With extensive loan options available to buyers looking to purchase their dream home, finding a loan to suit your homeownership goals and financial needs may seem daunting.
We will discuss both conventional and FHA loans—what they’re all about and their advantages and disadvantages to help you determine which home loan may be a potential match for you to feel confident in buying your dream home.
Conventional loans, also referred to as traditional loans, are any mortgages that are not a part of a specific government program. This is one of the most popular types of mortgages and is widely offered among lenders, banks, and credit unions.
Homebuyer benefits of conventional loans may include:
Conventional loans come in various terms: Borrowers may choose between a 15-year or 30-year loan term, and the loan can either have fixed-rate or adjustable-rate mortgages (ARMs).
This gives potential homebuyers the flexibility to select a loan that suits their budget and financial goals.
You may qualify for a lower interest rate if you have a strong credit history and a higher credit score. Lower interest rates, in turn, could mean lower monthly mortgage payments and help buyers save more money in the long run.
Generally, conventional loans do not require upfront mortgage insurance premiums like other mortgage options, which can save you money when you close on your home. Monthly mortgage insurance may be required, however, for a portion of the loan term.
Lastly, conventional mortgages may be used for different properties, including primary residences, second homes, and investment opportunities.
Buyers may typically expect fewer property condition requirements than other home loans, like those that are backed by the government, like FHA and VA home loans.
An FHA loan is a mortgage insured through the Federal Housing Administration. It’s designed to make homeownership more accessible, especially for first-time homebuyers and those with lower credit scores.
While they benefit many first-time buyers, FHA loans can also be used for current homeowners and buyers looking to build.
One of the benefits is the low-down payment requirement. With an FHA loan, it’s possible to put down as little as 3.5% of the home’s purchase price.
With many traditional mortgages, you may expect to pay anywhere between 10-20% of a home’s purchase price. This is a significant amount of savings for borrowers looking to purchase a home.
FHA loans also have more lenient credit score requirements, allowing buyers with lower credit scores or limited credit history to still be able to purchase a home.
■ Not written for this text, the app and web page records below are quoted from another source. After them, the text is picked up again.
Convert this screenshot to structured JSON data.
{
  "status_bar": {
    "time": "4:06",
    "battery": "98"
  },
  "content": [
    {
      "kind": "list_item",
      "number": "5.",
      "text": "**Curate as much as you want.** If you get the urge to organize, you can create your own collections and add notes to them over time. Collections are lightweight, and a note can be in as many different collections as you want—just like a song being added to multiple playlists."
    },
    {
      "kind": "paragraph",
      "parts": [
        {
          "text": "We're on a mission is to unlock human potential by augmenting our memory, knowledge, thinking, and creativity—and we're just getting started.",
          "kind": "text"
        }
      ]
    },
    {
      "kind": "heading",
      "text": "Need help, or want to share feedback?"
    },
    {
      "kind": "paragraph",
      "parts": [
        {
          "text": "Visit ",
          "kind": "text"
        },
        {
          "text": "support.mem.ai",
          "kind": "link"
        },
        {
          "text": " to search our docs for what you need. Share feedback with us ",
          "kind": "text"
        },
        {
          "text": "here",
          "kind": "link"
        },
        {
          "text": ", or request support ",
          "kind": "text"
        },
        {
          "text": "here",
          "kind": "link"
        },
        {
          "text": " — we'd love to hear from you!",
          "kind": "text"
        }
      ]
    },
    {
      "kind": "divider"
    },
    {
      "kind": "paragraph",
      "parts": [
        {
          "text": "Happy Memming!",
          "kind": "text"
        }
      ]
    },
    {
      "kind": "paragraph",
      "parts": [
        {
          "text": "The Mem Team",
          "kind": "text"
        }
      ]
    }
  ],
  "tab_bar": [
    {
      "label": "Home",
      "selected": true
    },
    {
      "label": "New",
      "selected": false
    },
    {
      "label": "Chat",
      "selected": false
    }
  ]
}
Like conventional loans, FHA loans come in fixed-rate and adjustable-rate options, providing flexibility in choosing the best loan type to fit your needs.
While FHA loans typically require the home to be a buyer’s primary residence, they may be used for various purposes, such as:
It’s crucial for buyers to work with an FHA-approved lender who can provide guidance on eligibility requirements and help determine which FHA loan would best fit their needs and financial goals.
Each loan option comes with its own benefits but comparing the two together may help clarify your choice.
Two major differences between FHA and conventional loans are the mortgage insurance premiums and loan limits.
Mortgage insurance is a critical component of FHA loans. You may expect to pay an upfront mortgage insurance premium (UFMIP) and an annual mortgage insurance premium (MIP).
The UFMIP is a one-time, upfront fee that is typically added to your total loan amount rather than paid out of pocket. The MIP is factored into your monthly mortgage payment and can vary depending on your loan amount, loan-to-value ratio, and loan terms.
With conventional loans, you may be able to cancel your private mortgage insurance (PMI) once you reach a certain level of equity in your home.
Conventional and FHA loans also have different loan limitations.
The FHA sets a maximum loan amount based on the median home prices in a given area. These limits can vary by location, so the maximum loan amount may vary from one county to another.
Conventional loans comply with conforming loan limits set by the Federal Housing Finance Agency (FHFA). These loan limits can also vary by county and are higher in higher-cost housing markets determined by the FHFA.
It’s essential to speak with a conventional and FHA loan lender to review the most up-to-date information on loan limits in your desired location.
To help determine what loan would best suit your needs, you should review your budget and determine how much you can afford.
If you’re a first-time homebuyer with limited funds or a lower credit score, an FHA loan may be the better route. Conversely, if you have a higher credit score or sufficient funds to make a larger down payment then a conventional loan may be more beneficial.
At The Federal Savings Bank, we understand that home mortgages aren’t one-size-fits-all.
That’s why we offer:
We’re veteran-owned and operated and live by our commitment to serve all communities.
We may be focused on mortgages—but we’re also dedicated to your dreams.
Subject to credit approval. Terms and conditions may apply. Subject to VA eligibility requirements. Property insurance is required on all loans secured by property.
This article is intended for general informational and educational purposes only and should not be construed as financial or tax advice. For more information on financial planning or investment advice, consult a registered investment advisor or financial planner. For tax advice, please consult a tax professional.